(Task)
The required lines are those that contain "举报管理"; pull them out of the data and copy them.

(Data in this exercise)
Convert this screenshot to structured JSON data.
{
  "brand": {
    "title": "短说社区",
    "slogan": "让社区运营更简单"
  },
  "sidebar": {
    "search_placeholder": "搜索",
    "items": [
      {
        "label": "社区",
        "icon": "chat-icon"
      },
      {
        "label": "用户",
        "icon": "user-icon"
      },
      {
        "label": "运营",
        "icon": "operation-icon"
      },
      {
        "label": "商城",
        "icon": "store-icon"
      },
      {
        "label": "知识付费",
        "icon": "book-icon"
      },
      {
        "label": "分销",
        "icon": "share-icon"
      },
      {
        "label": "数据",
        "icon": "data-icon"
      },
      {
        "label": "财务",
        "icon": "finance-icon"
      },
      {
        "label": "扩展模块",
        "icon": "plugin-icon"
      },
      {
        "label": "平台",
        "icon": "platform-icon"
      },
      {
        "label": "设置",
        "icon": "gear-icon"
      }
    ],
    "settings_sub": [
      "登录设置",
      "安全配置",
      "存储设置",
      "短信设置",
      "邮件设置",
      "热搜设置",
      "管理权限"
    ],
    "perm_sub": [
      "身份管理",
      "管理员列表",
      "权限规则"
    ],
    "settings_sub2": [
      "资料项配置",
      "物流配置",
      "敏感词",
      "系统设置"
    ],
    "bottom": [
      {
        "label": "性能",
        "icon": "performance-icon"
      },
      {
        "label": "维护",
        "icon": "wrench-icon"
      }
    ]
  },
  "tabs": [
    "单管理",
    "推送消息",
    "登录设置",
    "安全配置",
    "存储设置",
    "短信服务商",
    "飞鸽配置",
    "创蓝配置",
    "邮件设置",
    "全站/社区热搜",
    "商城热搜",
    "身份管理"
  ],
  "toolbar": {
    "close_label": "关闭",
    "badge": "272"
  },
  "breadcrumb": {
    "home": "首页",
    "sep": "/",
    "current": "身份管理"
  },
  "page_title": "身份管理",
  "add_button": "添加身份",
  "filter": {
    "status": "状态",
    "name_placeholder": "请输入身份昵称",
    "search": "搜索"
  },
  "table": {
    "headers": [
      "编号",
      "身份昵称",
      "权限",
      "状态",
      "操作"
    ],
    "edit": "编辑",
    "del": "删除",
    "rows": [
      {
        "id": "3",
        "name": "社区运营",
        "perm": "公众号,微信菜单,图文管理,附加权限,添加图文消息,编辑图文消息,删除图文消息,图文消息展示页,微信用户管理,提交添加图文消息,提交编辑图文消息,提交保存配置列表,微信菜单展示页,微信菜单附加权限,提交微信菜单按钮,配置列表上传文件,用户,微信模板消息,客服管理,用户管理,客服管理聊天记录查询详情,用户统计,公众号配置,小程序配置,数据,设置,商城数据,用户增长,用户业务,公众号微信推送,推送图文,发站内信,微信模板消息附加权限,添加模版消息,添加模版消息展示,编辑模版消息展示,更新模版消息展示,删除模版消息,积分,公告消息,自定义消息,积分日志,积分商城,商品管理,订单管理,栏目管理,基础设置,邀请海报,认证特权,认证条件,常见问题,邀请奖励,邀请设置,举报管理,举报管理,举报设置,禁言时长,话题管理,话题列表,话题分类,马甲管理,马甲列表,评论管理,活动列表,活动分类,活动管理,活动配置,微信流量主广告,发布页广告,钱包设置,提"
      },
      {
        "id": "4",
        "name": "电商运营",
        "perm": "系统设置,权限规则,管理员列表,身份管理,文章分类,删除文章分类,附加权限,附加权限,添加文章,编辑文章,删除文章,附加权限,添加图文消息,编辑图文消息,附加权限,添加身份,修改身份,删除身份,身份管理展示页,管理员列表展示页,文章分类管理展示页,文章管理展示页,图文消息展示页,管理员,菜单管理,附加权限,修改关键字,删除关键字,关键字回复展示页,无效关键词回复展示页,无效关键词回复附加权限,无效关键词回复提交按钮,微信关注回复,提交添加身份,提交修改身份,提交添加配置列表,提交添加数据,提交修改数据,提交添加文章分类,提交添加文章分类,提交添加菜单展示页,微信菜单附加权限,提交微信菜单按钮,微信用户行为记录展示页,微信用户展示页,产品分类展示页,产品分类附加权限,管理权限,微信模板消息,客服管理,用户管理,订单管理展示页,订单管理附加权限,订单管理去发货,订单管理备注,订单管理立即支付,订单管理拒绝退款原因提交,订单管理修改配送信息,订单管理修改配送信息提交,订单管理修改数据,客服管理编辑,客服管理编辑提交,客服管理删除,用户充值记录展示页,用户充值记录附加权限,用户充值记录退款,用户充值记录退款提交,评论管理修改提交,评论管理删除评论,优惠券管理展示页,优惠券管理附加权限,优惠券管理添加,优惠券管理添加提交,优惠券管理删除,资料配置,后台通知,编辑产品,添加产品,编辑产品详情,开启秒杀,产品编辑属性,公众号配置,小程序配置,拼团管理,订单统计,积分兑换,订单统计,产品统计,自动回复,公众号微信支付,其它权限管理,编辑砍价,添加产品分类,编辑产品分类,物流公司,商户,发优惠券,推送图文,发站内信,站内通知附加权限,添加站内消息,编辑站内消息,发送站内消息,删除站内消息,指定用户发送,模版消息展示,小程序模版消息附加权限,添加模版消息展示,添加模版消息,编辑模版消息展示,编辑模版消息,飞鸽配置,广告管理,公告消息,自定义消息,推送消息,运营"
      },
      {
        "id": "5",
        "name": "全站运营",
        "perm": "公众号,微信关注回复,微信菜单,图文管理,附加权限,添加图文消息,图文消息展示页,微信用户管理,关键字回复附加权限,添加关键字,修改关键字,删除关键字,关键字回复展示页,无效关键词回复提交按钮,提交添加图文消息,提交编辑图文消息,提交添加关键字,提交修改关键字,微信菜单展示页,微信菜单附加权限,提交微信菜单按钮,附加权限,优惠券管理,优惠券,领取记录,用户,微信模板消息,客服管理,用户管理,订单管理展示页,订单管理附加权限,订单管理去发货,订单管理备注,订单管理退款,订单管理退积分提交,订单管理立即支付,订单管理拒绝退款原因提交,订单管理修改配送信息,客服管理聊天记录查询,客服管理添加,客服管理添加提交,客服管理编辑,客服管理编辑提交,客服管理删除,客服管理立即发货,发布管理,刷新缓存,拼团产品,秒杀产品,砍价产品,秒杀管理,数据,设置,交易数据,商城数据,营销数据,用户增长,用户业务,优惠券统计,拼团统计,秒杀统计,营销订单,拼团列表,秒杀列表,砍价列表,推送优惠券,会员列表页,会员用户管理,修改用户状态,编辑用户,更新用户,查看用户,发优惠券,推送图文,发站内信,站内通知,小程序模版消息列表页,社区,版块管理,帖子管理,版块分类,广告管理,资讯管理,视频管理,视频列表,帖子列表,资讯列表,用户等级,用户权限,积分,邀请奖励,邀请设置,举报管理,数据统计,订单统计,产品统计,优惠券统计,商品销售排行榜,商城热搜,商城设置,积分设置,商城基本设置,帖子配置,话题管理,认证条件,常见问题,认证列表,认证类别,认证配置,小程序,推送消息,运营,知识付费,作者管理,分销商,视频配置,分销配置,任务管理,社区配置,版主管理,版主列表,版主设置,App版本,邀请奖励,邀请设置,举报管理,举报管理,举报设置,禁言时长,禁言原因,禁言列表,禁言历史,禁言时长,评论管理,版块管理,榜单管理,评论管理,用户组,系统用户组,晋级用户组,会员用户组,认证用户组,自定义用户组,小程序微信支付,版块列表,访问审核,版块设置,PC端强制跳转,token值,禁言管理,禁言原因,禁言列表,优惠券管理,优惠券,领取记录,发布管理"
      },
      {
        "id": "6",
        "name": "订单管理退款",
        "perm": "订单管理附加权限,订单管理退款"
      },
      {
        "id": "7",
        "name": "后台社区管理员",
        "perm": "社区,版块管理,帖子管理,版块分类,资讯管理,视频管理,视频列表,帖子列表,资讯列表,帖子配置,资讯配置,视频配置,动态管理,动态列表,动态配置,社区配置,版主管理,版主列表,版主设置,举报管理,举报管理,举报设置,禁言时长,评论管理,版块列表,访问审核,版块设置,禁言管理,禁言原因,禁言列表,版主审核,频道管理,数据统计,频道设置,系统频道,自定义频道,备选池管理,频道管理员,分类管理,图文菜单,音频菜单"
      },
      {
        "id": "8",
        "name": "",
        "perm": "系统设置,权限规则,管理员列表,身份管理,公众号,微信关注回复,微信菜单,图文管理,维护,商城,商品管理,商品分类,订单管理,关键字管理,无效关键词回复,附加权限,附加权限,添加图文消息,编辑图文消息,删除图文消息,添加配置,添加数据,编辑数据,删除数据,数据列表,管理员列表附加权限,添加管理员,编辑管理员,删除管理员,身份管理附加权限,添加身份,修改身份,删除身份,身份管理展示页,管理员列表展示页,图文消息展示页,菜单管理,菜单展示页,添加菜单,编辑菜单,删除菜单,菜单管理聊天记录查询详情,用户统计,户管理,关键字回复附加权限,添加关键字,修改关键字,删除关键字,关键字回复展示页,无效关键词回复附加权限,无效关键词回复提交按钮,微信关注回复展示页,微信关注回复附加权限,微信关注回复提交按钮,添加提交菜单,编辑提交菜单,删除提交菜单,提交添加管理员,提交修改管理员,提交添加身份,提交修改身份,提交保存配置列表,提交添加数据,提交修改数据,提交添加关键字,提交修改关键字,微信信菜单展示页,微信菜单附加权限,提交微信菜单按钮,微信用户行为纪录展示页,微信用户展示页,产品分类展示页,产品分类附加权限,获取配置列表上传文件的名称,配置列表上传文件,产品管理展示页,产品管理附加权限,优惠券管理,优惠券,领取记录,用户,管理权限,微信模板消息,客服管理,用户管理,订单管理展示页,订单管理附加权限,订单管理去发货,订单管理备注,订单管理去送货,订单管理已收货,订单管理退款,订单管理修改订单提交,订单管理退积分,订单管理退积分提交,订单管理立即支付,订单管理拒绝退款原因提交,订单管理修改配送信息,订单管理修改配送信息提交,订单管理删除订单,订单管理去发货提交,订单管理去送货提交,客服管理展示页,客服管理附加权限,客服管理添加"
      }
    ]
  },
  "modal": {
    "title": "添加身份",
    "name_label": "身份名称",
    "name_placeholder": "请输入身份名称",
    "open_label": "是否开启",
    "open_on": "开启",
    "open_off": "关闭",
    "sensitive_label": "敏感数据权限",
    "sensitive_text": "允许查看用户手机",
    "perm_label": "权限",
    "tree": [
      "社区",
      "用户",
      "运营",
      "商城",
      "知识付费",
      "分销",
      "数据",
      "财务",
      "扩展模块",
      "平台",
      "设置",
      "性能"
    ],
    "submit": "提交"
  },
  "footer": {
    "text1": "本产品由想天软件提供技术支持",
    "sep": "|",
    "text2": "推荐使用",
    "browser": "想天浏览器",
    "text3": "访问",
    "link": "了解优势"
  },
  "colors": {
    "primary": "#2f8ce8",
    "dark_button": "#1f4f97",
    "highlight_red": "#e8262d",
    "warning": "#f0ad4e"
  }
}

(Solution)
        "perm": "公众号,微信菜单,图文管理,附加权限,添加图文消息,编辑图文消息,删除图文消息,图文消息展示页,微信用户管理,提交添加图文消息,提交编辑图文消息,提交保存配置列表,微信菜单展示页,微信菜单附加权限,提交微信菜单按钮,配置列表上传文件,用户,微信模板消息,客服管理,用户管理,客服管理聊天记录查询详情,用户统计,公众号配置,小程序配置,数据,设置,商城数据,用户增长,用户业务,公众号微信推送,推送图文,发站内信,微信模板消息附加权限,添加模版消息,添加模版消息展示,编辑模版消息展示,更新模版消息展示,删除模版消息,积分,公告消息,自定义消息,积分日志,积分商城,商品管理,订单管理,栏目管理,基础设置,邀请海报,认证特权,认证条件,常见问题,邀请奖励,邀请设置,举报管理,举报管理,举报设置,禁言时长,话题管理,话题列表,话题分类,马甲管理,马甲列表,评论管理,活动列表,活动分类,活动管理,活动配置,微信流量主广告,发布页广告,钱包设置,提"
        "perm": "公众号,微信关注回复,微信菜单,图文管理,附加权限,添加图文消息,图文消息展示页,微信用户管理,关键字回复附加权限,添加关键字,修改关键字,删除关键字,关键字回复展示页,无效关键词回复提交按钮,提交添加图文消息,提交编辑图文消息,提交添加关键字,提交修改关键字,微信菜单展示页,微信菜单附加权限,提交微信菜单按钮,附加权限,优惠券管理,优惠券,领取记录,用户,微信模板消息,客服管理,用户管理,订单管理展示页,订单管理附加权限,订单管理去发货,订单管理备注,订单管理退款,订单管理退积分提交,订单管理立即支付,订单管理拒绝退款原因提交,订单管理修改配送信息,客服管理聊天记录查询,客服管理添加,客服管理添加提交,客服管理编辑,客服管理编辑提交,客服管理删除,客服管理立即发货,发布管理,刷新缓存,拼团产品,秒杀产品,砍价产品,秒杀管理,数据,设置,交易数据,商城数据,营销数据,用户增长,用户业务,优惠券统计,拼团统计,秒杀统计,营销订单,拼团列表,秒杀列表,砍价列表,推送优惠券,会员列表页,会员用户管理,修改用户状态,编辑用户,更新用户,查看用户,发优惠券,推送图文,发站内信,站内通知,小程序模版消息列表页,社区,版块管理,帖子管理,版块分类,广告管理,资讯管理,视频管理,视频列表,帖子列表,资讯列表,用户等级,用户权限,积分,邀请奖励,邀请设置,举报管理,数据统计,订单统计,产品统计,优惠券统计,商品销售排行榜,商城热搜,商城设置,积分设置,商城基本设置,帖子配置,话题管理,认证条件,常见问题,认证列表,认证类别,认证配置,小程序,推送消息,运营,知识付费,作者管理,分销商,视频配置,分销配置,任务管理,社区配置,版主管理,版主列表,版主设置,App版本,邀请奖励,邀请设置,举报管理,举报管理,举报设置,禁言时长,禁言原因,禁言列表,禁言历史,禁言时长,评论管理,版块管理,榜单管理,评论管理,用户组,系统用户组,晋级用户组,会员用户组,认证用户组,自定义用户组,小程序微信支付,版块列表,访问审核,版块设置,PC端强制跳转,token值,禁言管理,禁言原因,禁言列表,优惠券管理,优惠券,领取记录,发布管理"
        "perm": "社区,版块管理,帖子管理,版块分类,资讯管理,视频管理,视频列表,帖子列表,资讯列表,帖子配置,资讯配置,视频配置,动态管理,动态列表,动态配置,社区配置,版主管理,版主列表,版主设置,举报管理,举报管理,举报设置,禁言时长,评论管理,版块列表,访问审核,版块设置,禁言管理,禁言原因,禁言列表,版主审核,频道管理,数据统计,频道设置,系统频道,自定义频道,备选池管理,频道管理员,分类管理,图文菜单,音频菜单"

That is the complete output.